─── Provided data

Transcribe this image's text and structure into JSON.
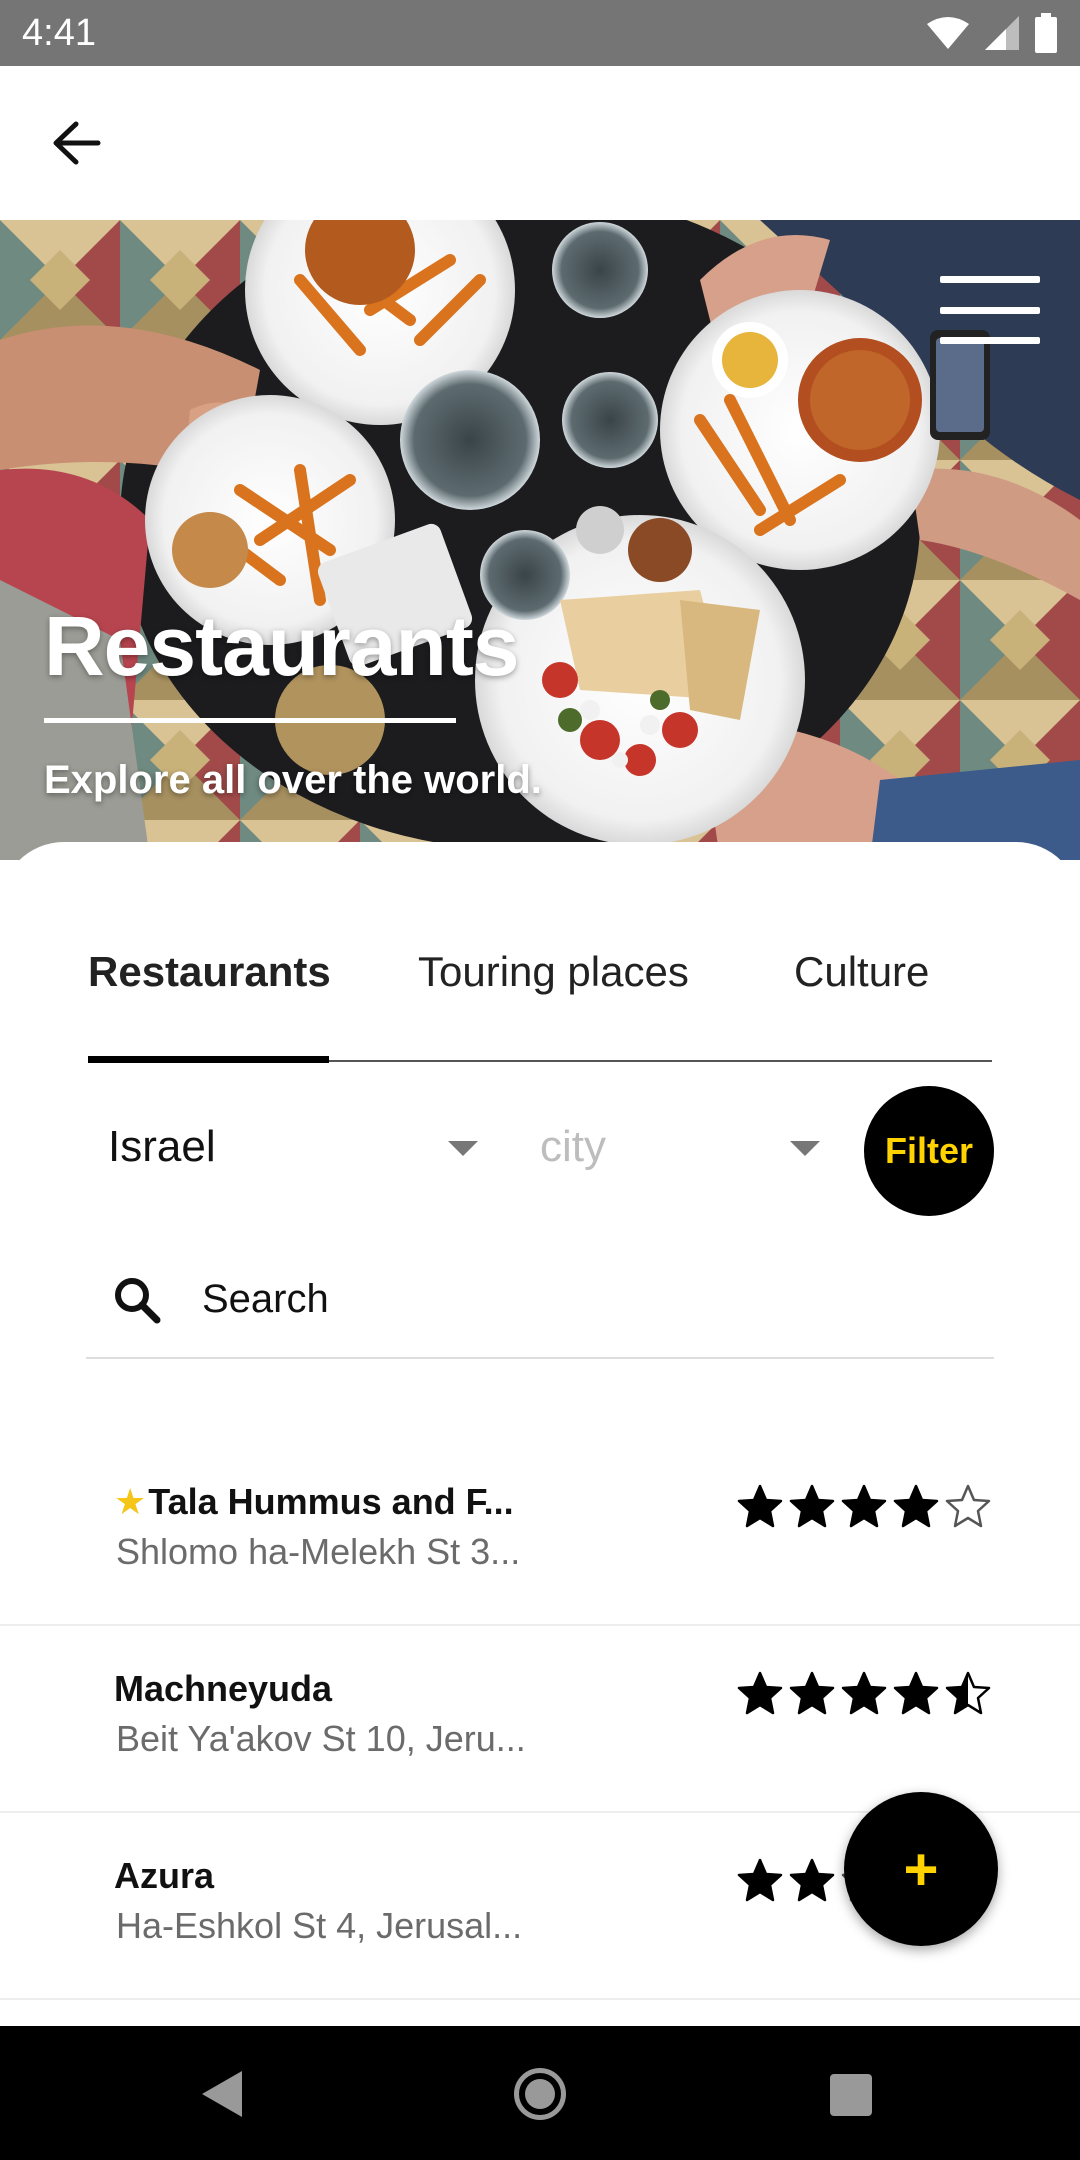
{
  "status_bar": {
    "time": "4:41",
    "icons": [
      "wifi-icon",
      "cellular-signal-icon",
      "battery-icon"
    ]
  },
  "app_bar": {
    "back_icon": "arrow-left-icon"
  },
  "hero": {
    "title": "Restaurants",
    "subtitle": "Explore all over the world.",
    "menu_icon": "menu-icon",
    "image": "table-of-food-photo"
  },
  "tabs": [
    {
      "label": "Restaurants",
      "active": true
    },
    {
      "label": "Touring places",
      "active": false
    },
    {
      "label": "Culture",
      "active": false
    }
  ],
  "filters": {
    "country_value": "Israel",
    "city_placeholder": "city",
    "filter_label": "Filter"
  },
  "search": {
    "placeholder": "Search"
  },
  "restaurants": [
    {
      "name": "Tala Hummus and F...",
      "address": "Shlomo ha-Melekh St 3...",
      "rating": 4,
      "favorite": true
    },
    {
      "name": "Machneyuda",
      "address": "Beit Ya'akov St 10, Jeru...",
      "rating": 4.5,
      "favorite": false
    },
    {
      "name": "Azura",
      "address": "Ha-Eshkol St 4, Jerusal...",
      "rating": 2,
      "favorite": false
    }
  ],
  "fab": {
    "label": "+"
  },
  "colors": {
    "accent": "#ffd200",
    "primary": "#000000",
    "status_bar": "#757575",
    "muted_text": "#6b6b6b",
    "favorite_star": "#f5c518"
  }
}
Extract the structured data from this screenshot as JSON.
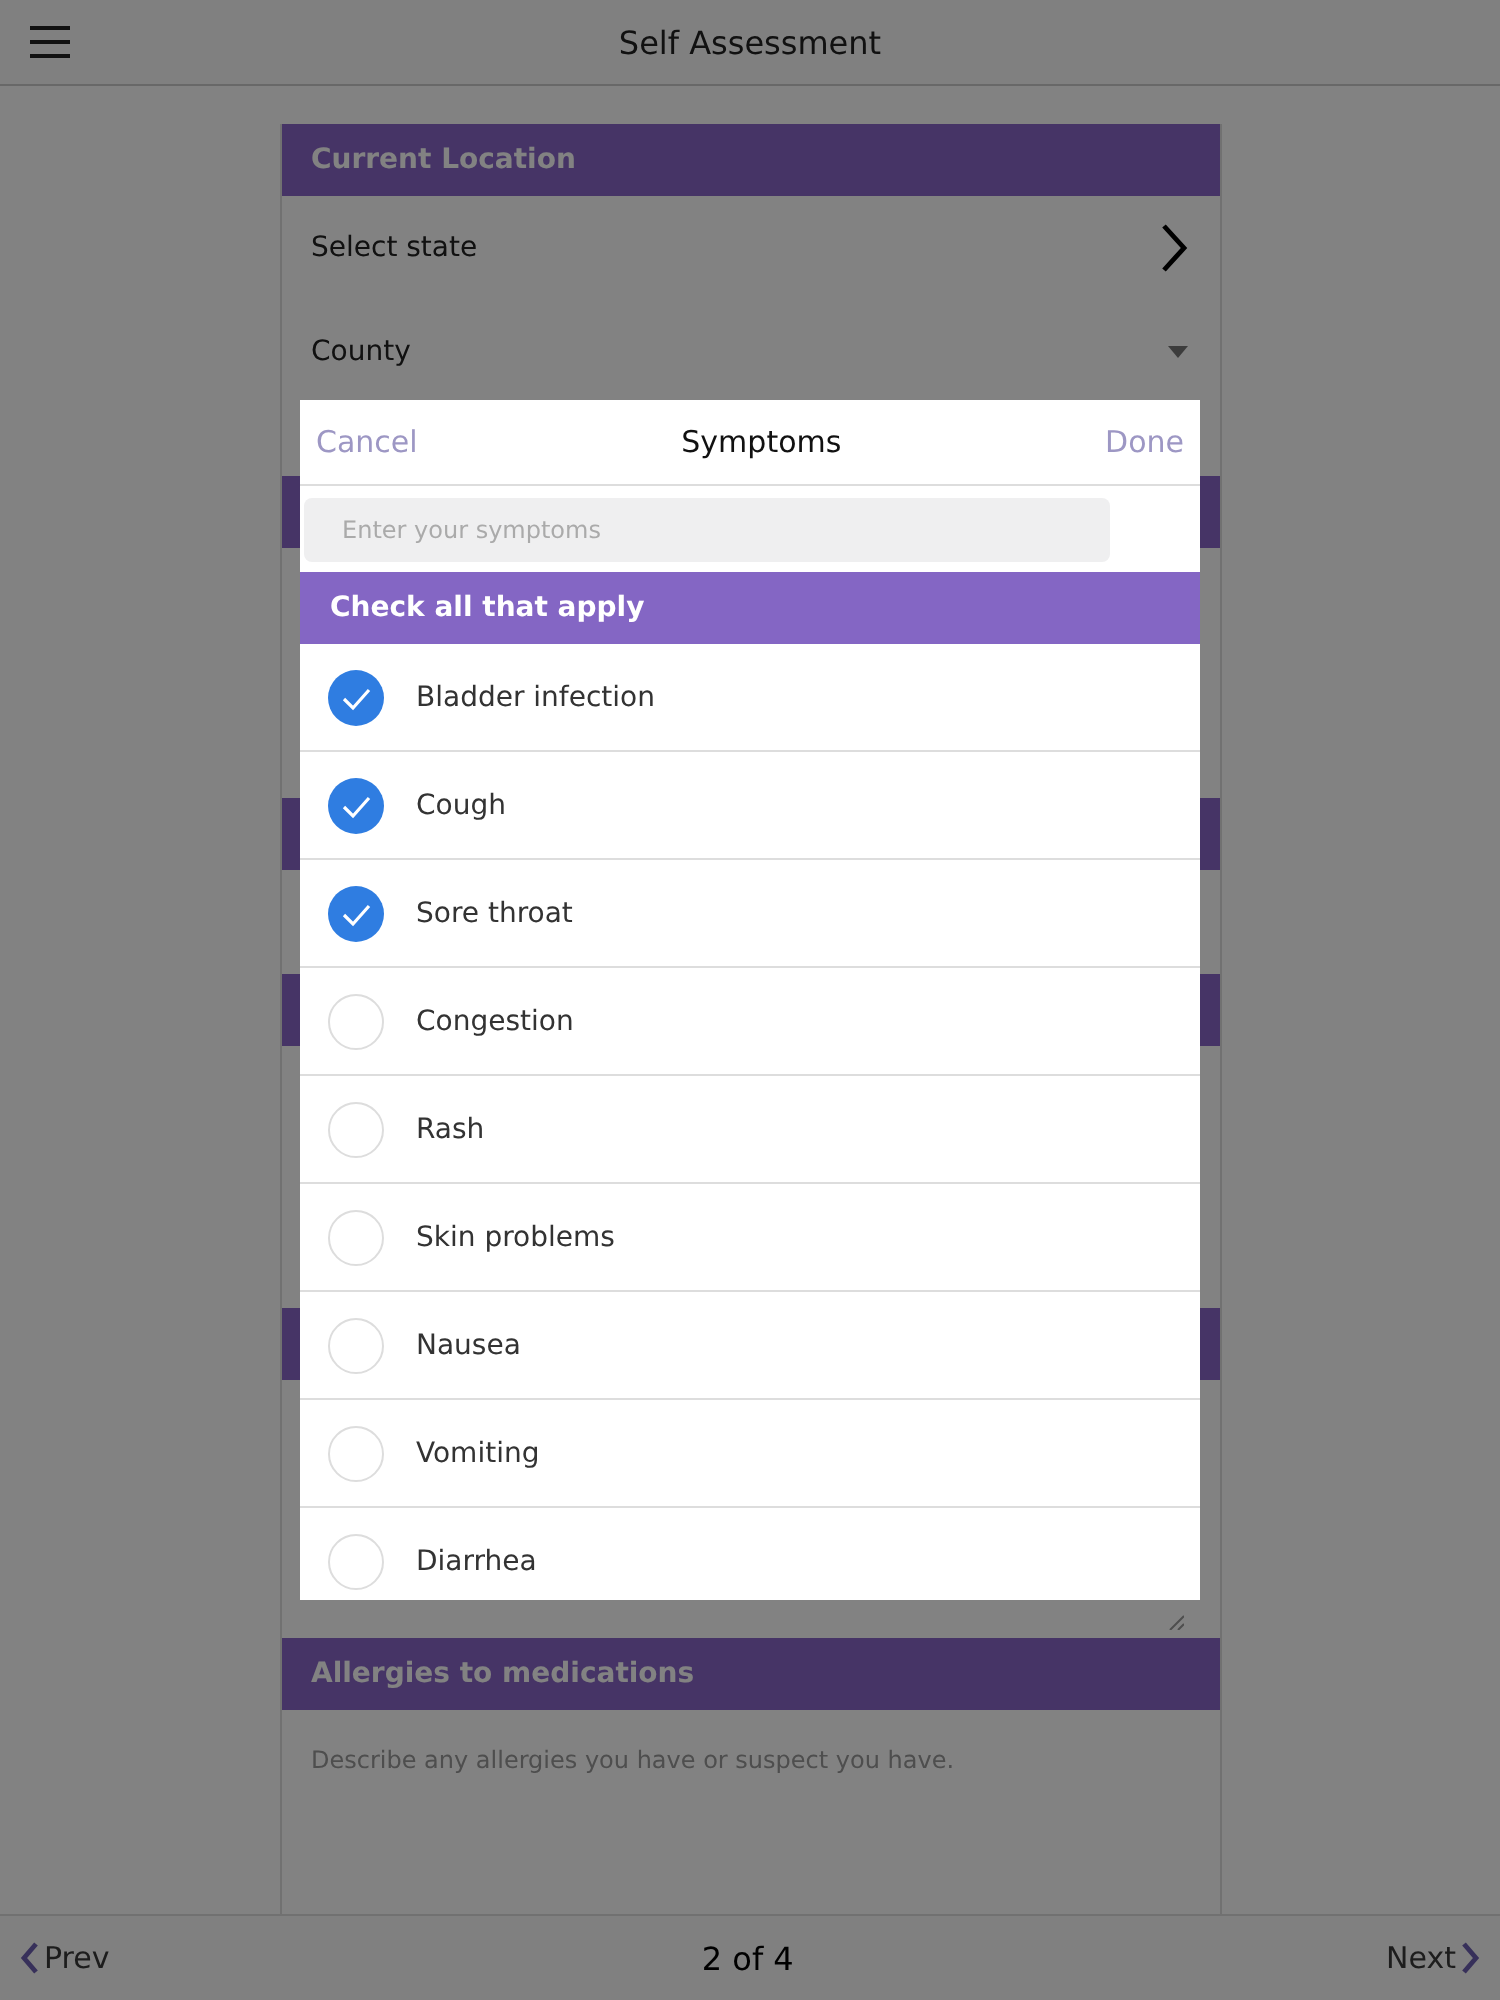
{
  "app_bar": {
    "title": "Self Assessment"
  },
  "sections": [
    {
      "kind": "location",
      "title": "Current Location",
      "state_label": "Select state",
      "county_label": "County"
    },
    {
      "kind": "covered"
    },
    {
      "kind": "covered"
    },
    {
      "kind": "covered"
    },
    {
      "kind": "covered"
    },
    {
      "kind": "textarea",
      "title": "Allergies to medications",
      "placeholder": "Describe any allergies you have or suspect you have."
    }
  ],
  "modal": {
    "cancel": "Cancel",
    "title": "Symptoms",
    "done": "Done",
    "search_placeholder": "Enter your symptoms",
    "banner": "Check all that apply",
    "items": [
      {
        "label": "Bladder infection",
        "checked": true
      },
      {
        "label": "Cough",
        "checked": true
      },
      {
        "label": "Sore throat",
        "checked": true
      },
      {
        "label": "Congestion",
        "checked": false
      },
      {
        "label": "Rash",
        "checked": false
      },
      {
        "label": "Skin problems",
        "checked": false
      },
      {
        "label": "Nausea",
        "checked": false
      },
      {
        "label": "Vomiting",
        "checked": false
      },
      {
        "label": "Diarrhea",
        "checked": false
      }
    ]
  },
  "footer": {
    "prev": "Prev",
    "page": "2 of 4",
    "next": "Next"
  }
}
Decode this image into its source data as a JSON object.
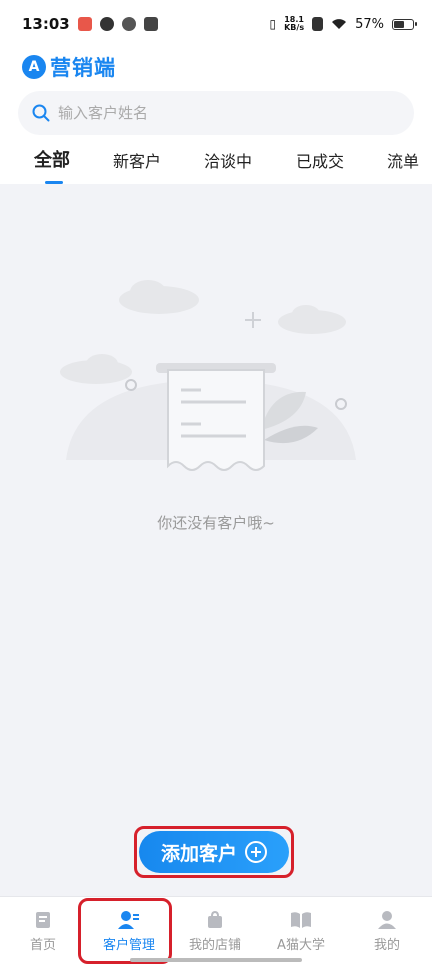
{
  "status_bar": {
    "time": "13:03",
    "net_speed_value": "18.1",
    "net_speed_unit": "KB/s",
    "battery_percent": "57%",
    "battery_level": 0.57
  },
  "header": {
    "brand_logo_letter": "A",
    "brand_name": "营销端",
    "search": {
      "placeholder": "输入客户姓名",
      "value": ""
    },
    "tabs": [
      {
        "label": "全部",
        "active": true
      },
      {
        "label": "新客户",
        "active": false
      },
      {
        "label": "洽谈中",
        "active": false
      },
      {
        "label": "已成交",
        "active": false
      },
      {
        "label": "流单",
        "active": false
      }
    ]
  },
  "empty_state": {
    "message": "你还没有客户哦~"
  },
  "actions": {
    "add_customer_label": "添加客户"
  },
  "bottom_nav": {
    "items": [
      {
        "label": "首页",
        "icon": "document-icon",
        "active": false
      },
      {
        "label": "客户管理",
        "icon": "customer-management-icon",
        "active": true
      },
      {
        "label": "我的店铺",
        "icon": "shop-bag-icon",
        "active": false
      },
      {
        "label": "A猫大学",
        "icon": "book-icon",
        "active": false
      },
      {
        "label": "我的",
        "icon": "profile-icon",
        "active": false
      }
    ]
  },
  "colors": {
    "accent": "#1a86f0",
    "highlight_border": "#d6202b",
    "inactive_text": "#999999",
    "page_background": "#f2f3f7"
  }
}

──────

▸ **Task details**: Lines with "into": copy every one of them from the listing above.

▸ **Exercise answer**:
Transcribe this image's text and structure into JSON.
Decode this image into its source data as a JSON object.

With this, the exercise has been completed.